Skip to content

St. Albert sees two more COVID deaths, increased case rate

There have been 8,559 total cases of COVID in St. Albert, to date.
1805 COVID screen copy CC
There were 108 new COVID cases reported in St. Albert in the last seven days. SCREEN/Photo

The rate of new COVID-19 cases in St. Albert increased this week, the province reported today.

The seven-day case rate per 100,000 in St. Albert was 155.2, according to provincial data from May 2 to May 9, compared to the 150.9 reported on May 4.

There were 108 new COVID cases reported in the last seven days, an increase from the 105 cases reported last week.

Two more St. Albert residents have died from COVID, bringing the total number of deaths to 76.

Sturgeon County saw a significant decrease in COVID cases this week. On May 11, the province reported that the case rate per 100,000 was 64.4, compared to the 121.7 reported on May 4. 

The total number of new cases reported in Sturgeon County over the past seven days was 18, compared to the 34 new cases reported last week.

There were no new deaths in Sturgeon County; the total number of deaths in the county remains at 18.

In Morinville, the seven-day case rate per 100,000 increased to 157.7, compared to the 131.4 case rate reported on May 4.

The province reported 18 new cases in Morinville, compared to the 16 cases reported last week. One death was reported this week, bringing the total number of Morinville residents who have died from the virus to 17.

During the May 11 COVID update, chief medical officer Dr. Deena Hinshaw reported 70 people died from COVID across Alberta between May 2 and May 9, an average of 10 deaths a day. 

"These severe outcomes show us that this virus continues to pose a significant risk to many in our province," Hinshaw said.

Health Minister Jason Copping said the province has seen slower transmission rates and a decrease in hospitalizations over the past week. Copping also said wastewater testing has shown lower levels of the virus. "The system is under real strain," Copping said, despite the decrease in hospitalizations.

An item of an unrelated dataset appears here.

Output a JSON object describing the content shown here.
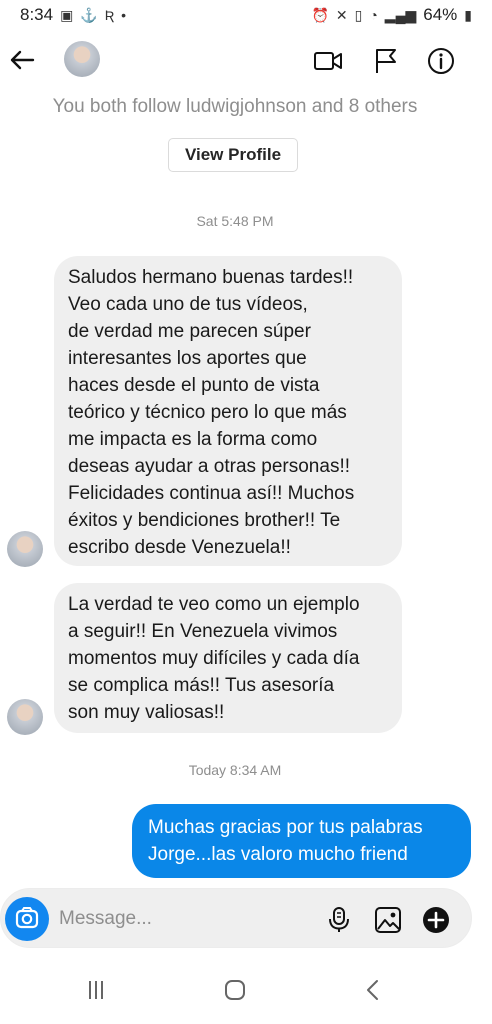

"The pressure is concentrated in the two big cities in line with our usual trends," Copping said. 

Hinshaw reported that there were 1,225 hospitalizations across the province as of May 9, down from the 1,267 hospitalizations reported last week.

The number of people in ICU fell to 37, compared to the 46 people the province reported on May 4.

Hinshaw said the average positivity rate of PCR testing in the province was 20.7 during the period between May 2 and May 9.

Rise of influenza

Hinshaw also said there have been three deaths due to influenza so far this year.

"As influenza infections are now rising, simple actions like keeping our hands clean and staying home when feeling unwell continue to be important in protecting ourselves and others from many contagious illnesses," she said.

"The timing of the influenza season is later than normal," Hinshaw said. "Likely because the protective measures that were in place for COVID throughout the winter were extremely effective in stopping the spread of influenza."

During the update, Copping said the provincial government is "supporting [Alberta Health Services] in adding staff right across the system, including in key areas, and I'm looking forward to giving an update on this in the coming days.

"The system needs more capacity so that it's not strained so much at peak times, regardless of COVID," Copping said, adding that hospitals are seeing a "cyclical peak right now like some of the higher seasonal peaks we've seen in past years, and like we're seeing in other provinces."

He said, "Part of it is late-season influenza and other infections circulating more as people get back to normal.

"For those still at higher risk, we continue to look for any new tool that can help," Copping said.